** Opening RECORDS FOR THE EXERCISE block **

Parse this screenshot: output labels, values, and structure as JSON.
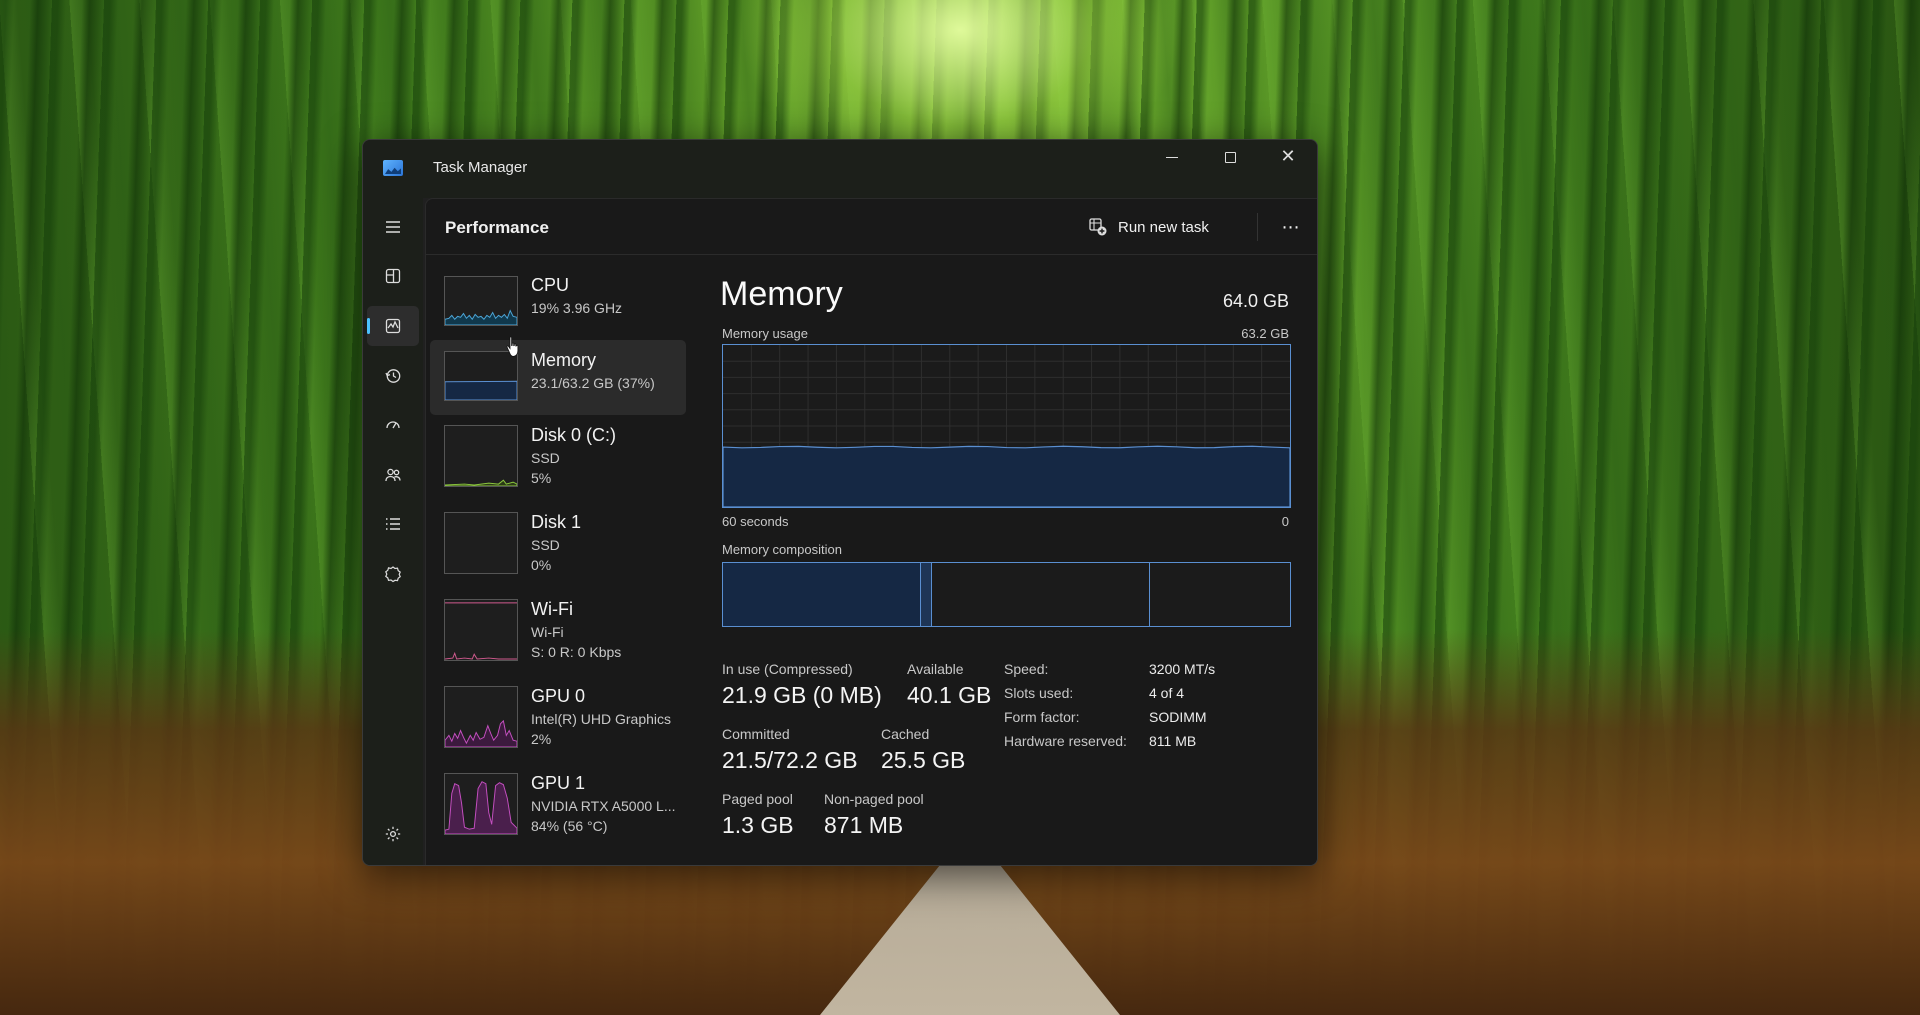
{
  "window": {
    "title": "Task Manager"
  },
  "nav": {
    "items": [
      {
        "icon": "hamburger-menu-icon"
      },
      {
        "icon": "processes-icon"
      },
      {
        "icon": "performance-icon",
        "active": true
      },
      {
        "icon": "app-history-icon"
      },
      {
        "icon": "startup-apps-icon"
      },
      {
        "icon": "users-icon"
      },
      {
        "icon": "details-icon"
      },
      {
        "icon": "services-icon"
      },
      {
        "icon": "settings-icon"
      }
    ]
  },
  "header": {
    "title": "Performance",
    "run_new_task": "Run new task",
    "more": "⋯"
  },
  "devices": [
    {
      "name": "CPU",
      "sub1": "19%  3.96 GHz",
      "sub2": "",
      "color": "#4ca6d8"
    },
    {
      "name": "Memory",
      "sub1": "23.1/63.2 GB (37%)",
      "sub2": "",
      "color": "#5a8fd1",
      "selected": true
    },
    {
      "name": "Disk 0 (C:)",
      "sub1": "SSD",
      "sub2": "5%",
      "color": "#8cc63f"
    },
    {
      "name": "Disk 1",
      "sub1": "SSD",
      "sub2": "0%",
      "color": "#8cc63f"
    },
    {
      "name": "Wi-Fi",
      "sub1": "Wi-Fi",
      "sub2": "S: 0  R: 0 Kbps",
      "color": "#d05a8e"
    },
    {
      "name": "GPU 0",
      "sub1": "Intel(R) UHD Graphics",
      "sub2": "2%",
      "color": "#c44fc0"
    },
    {
      "name": "GPU 1",
      "sub1": "NVIDIA RTX A5000 L...",
      "sub2": "84%  (56 °C)",
      "color": "#c44fc0"
    }
  ],
  "memory": {
    "title": "Memory",
    "total": "64.0 GB",
    "usage_label": "Memory usage",
    "usage_max": "63.2 GB",
    "time_left": "60 seconds",
    "time_right": "0",
    "composition_label": "Memory composition",
    "usage_fraction": 0.37,
    "stats": {
      "in_use_label": "In use (Compressed)",
      "in_use_value": "21.9 GB (0 MB)",
      "available_label": "Available",
      "available_value": "40.1 GB",
      "committed_label": "Committed",
      "committed_value": "21.5/72.2 GB",
      "cached_label": "Cached",
      "cached_value": "25.5 GB",
      "paged_label": "Paged pool",
      "paged_value": "1.3 GB",
      "nonpaged_label": "Non-paged pool",
      "nonpaged_value": "871 MB"
    },
    "details": {
      "speed_label": "Speed:",
      "speed_value": "3200 MT/s",
      "slots_label": "Slots used:",
      "slots_value": "4 of 4",
      "form_label": "Form factor:",
      "form_value": "SODIMM",
      "reserved_label": "Hardware reserved:",
      "reserved_value": "811 MB"
    }
  },
  "colors": {
    "accent": "#4cc2ff",
    "memory_line": "#5a8fd1",
    "memory_fill": "#152844"
  }
}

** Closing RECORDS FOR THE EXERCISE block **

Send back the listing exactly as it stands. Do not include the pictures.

EXERCISE ANSWER
Parse this screenshot: output labels, values, and structure as JSON.
{
  "window": {
    "title": "Task Manager"
  },
  "nav": {
    "items": [
      {
        "icon": "hamburger-menu-icon"
      },
      {
        "icon": "processes-icon"
      },
      {
        "icon": "performance-icon",
        "active": true
      },
      {
        "icon": "app-history-icon"
      },
      {
        "icon": "startup-apps-icon"
      },
      {
        "icon": "users-icon"
      },
      {
        "icon": "details-icon"
      },
      {
        "icon": "services-icon"
      },
      {
        "icon": "settings-icon"
      }
    ]
  },
  "header": {
    "title": "Performance",
    "run_new_task": "Run new task",
    "more": "⋯"
  },
  "devices": [
    {
      "name": "CPU",
      "sub1": "19%  3.96 GHz",
      "sub2": "",
      "color": "#4ca6d8"
    },
    {
      "name": "Memory",
      "sub1": "23.1/63.2 GB (37%)",
      "sub2": "",
      "color": "#5a8fd1",
      "selected": true
    },
    {
      "name": "Disk 0 (C:)",
      "sub1": "SSD",
      "sub2": "5%",
      "color": "#8cc63f"
    },
    {
      "name": "Disk 1",
      "sub1": "SSD",
      "sub2": "0%",
      "color": "#8cc63f"
    },
    {
      "name": "Wi-Fi",
      "sub1": "Wi-Fi",
      "sub2": "S: 0  R: 0 Kbps",
      "color": "#d05a8e"
    },
    {
      "name": "GPU 0",
      "sub1": "Intel(R) UHD Graphics",
      "sub2": "2%",
      "color": "#c44fc0"
    },
    {
      "name": "GPU 1",
      "sub1": "NVIDIA RTX A5000 L...",
      "sub2": "84%  (56 °C)",
      "color": "#c44fc0"
    }
  ],
  "memory": {
    "title": "Memory",
    "total": "64.0 GB",
    "usage_label": "Memory usage",
    "usage_max": "63.2 GB",
    "time_left": "60 seconds",
    "time_right": "0",
    "composition_label": "Memory composition",
    "usage_fraction": 0.37,
    "stats": {
      "in_use_label": "In use (Compressed)",
      "in_use_value": "21.9 GB (0 MB)",
      "available_label": "Available",
      "available_value": "40.1 GB",
      "committed_label": "Committed",
      "committed_value": "21.5/72.2 GB",
      "cached_label": "Cached",
      "cached_value": "25.5 GB",
      "paged_label": "Paged pool",
      "paged_value": "1.3 GB",
      "nonpaged_label": "Non-paged pool",
      "nonpaged_value": "871 MB"
    },
    "details": {
      "speed_label": "Speed:",
      "speed_value": "3200 MT/s",
      "slots_label": "Slots used:",
      "slots_value": "4 of 4",
      "form_label": "Form factor:",
      "form_value": "SODIMM",
      "reserved_label": "Hardware reserved:",
      "reserved_value": "811 MB"
    }
  },
  "colors": {
    "accent": "#4cc2ff",
    "memory_line": "#5a8fd1",
    "memory_fill": "#152844"
  }
}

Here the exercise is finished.